What if we had a separate tool that provided these dependencies to A, B, and the CompanyService? That’s exactly what dependency injection (DI) sets out to do. At runtime, A will ask DI for B, the PostRepository, and the UserRepository. It is DI’s job to construct these classes and provide them, rather than the classes themselves needing to worry about managing the dependencies of the dependencies. This idea that the class should not worry about managing dependencies adheres to the idea of Inversion of Control.

An example of a dependency injection is constructor injection, where the classes made by DI are passed to the class’s constructor. This is done by having interface parameters for the class that can allow any class that implements the interface to be injected into it.

What is an interface?

Also called an abstract class, an interface is just a type definition that can not be directly instantiated like a normal class. It is only to define what methods/members will be in a class.
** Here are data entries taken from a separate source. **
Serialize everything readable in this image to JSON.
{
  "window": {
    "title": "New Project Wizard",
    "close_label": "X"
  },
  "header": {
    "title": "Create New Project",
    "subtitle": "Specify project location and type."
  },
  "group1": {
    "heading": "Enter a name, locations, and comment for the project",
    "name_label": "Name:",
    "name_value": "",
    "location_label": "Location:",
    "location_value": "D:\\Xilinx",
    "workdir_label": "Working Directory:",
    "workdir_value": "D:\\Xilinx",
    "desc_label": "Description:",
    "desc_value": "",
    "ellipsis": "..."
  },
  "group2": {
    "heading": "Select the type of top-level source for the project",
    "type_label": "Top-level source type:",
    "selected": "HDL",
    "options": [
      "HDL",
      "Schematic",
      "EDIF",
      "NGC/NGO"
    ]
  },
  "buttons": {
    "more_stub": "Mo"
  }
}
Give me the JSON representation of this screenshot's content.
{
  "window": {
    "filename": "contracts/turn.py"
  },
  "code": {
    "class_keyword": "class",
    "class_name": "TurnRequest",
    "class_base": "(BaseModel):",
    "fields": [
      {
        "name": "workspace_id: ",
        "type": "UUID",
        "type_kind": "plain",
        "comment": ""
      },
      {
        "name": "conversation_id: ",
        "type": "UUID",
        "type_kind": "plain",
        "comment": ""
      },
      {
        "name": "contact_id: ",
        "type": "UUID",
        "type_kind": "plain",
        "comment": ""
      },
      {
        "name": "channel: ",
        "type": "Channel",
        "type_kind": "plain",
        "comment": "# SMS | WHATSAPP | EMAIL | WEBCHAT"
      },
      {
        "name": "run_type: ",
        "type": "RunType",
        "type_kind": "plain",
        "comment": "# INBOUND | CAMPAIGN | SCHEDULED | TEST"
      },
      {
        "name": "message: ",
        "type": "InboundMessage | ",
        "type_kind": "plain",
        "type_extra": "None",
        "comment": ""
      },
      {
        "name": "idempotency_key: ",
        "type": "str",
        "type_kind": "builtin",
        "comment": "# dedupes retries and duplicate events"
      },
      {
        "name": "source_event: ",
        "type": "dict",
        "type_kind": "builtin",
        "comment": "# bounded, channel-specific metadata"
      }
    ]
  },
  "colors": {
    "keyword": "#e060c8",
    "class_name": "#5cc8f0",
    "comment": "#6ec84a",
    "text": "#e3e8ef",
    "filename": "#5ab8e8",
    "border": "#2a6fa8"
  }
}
In C#, it is good practice to name interfaces starting with a capital I to denote that it is an Interface.

Example:

public interface IQuadrilateral
{
 public double Area();
 public double Perimeter();
}
 
public Square : IQuadrilateral
{
 private double side;
 
 //...
 
 public double Area()
 {
   return side * side;
 }
 
 public double Perimeter()
 {
   return side * 4;
 }
}
 
public Rectangle : IQuadrilateral
{
 //...
}

This may sound a little confusing, so let’s take a look at A and B when using constructor dependency injection, rather than instantiating classes.

public class A
{
 private IBService bService;
 private IPostRepository postRepository;
 private IUserRepository userRepository;
 
 public A(IBService b, IPostRepository postRepo, IUserRepository userRepo)
 {
   bService = b;
   postRepository = postRepo;
   userRepository = userRepo;
 }
 
 // ...
}
 
public class B : IBService
{
 private ICommentRepository commentRepository;
 private IUserRepository userRepository;
 
 public B(ICommentRepository commentRepo, IUserRepository userRepo)
 {
   commentRepository = commentRepo;
   userRepository = userRepo;
 }
 
 // ...
}

Just like the previous example of A and B, both of these classes need dependencies but now have them coming as parameters in the constructor. At runtime, DI figures out what classes need to be injected based on the interface. This is also convenient since the UserRepository can be made once and passed along to both A and B.

As seen in the interface example as well, what if we have an interface with multiple implementations that needs to be injected? This makes interchanging classes easy, like if we have an IFood interface, we can inject a Sushi or CornDog class.

There is more to be learned about dependency injection, and these examples are just one way of implementing it. Check out some of these sources for more information and how to use it:

https://learn.microsoft.com/en-us/dotnet/core/extensions/dependency-injection
https://www.tutorialsteacher.com/ioc/dependency-injection

Tune in for Part 2 of Design Pattern Discussions (DPD) coming soon(ish)!

Read as TXT: /blog/599.txt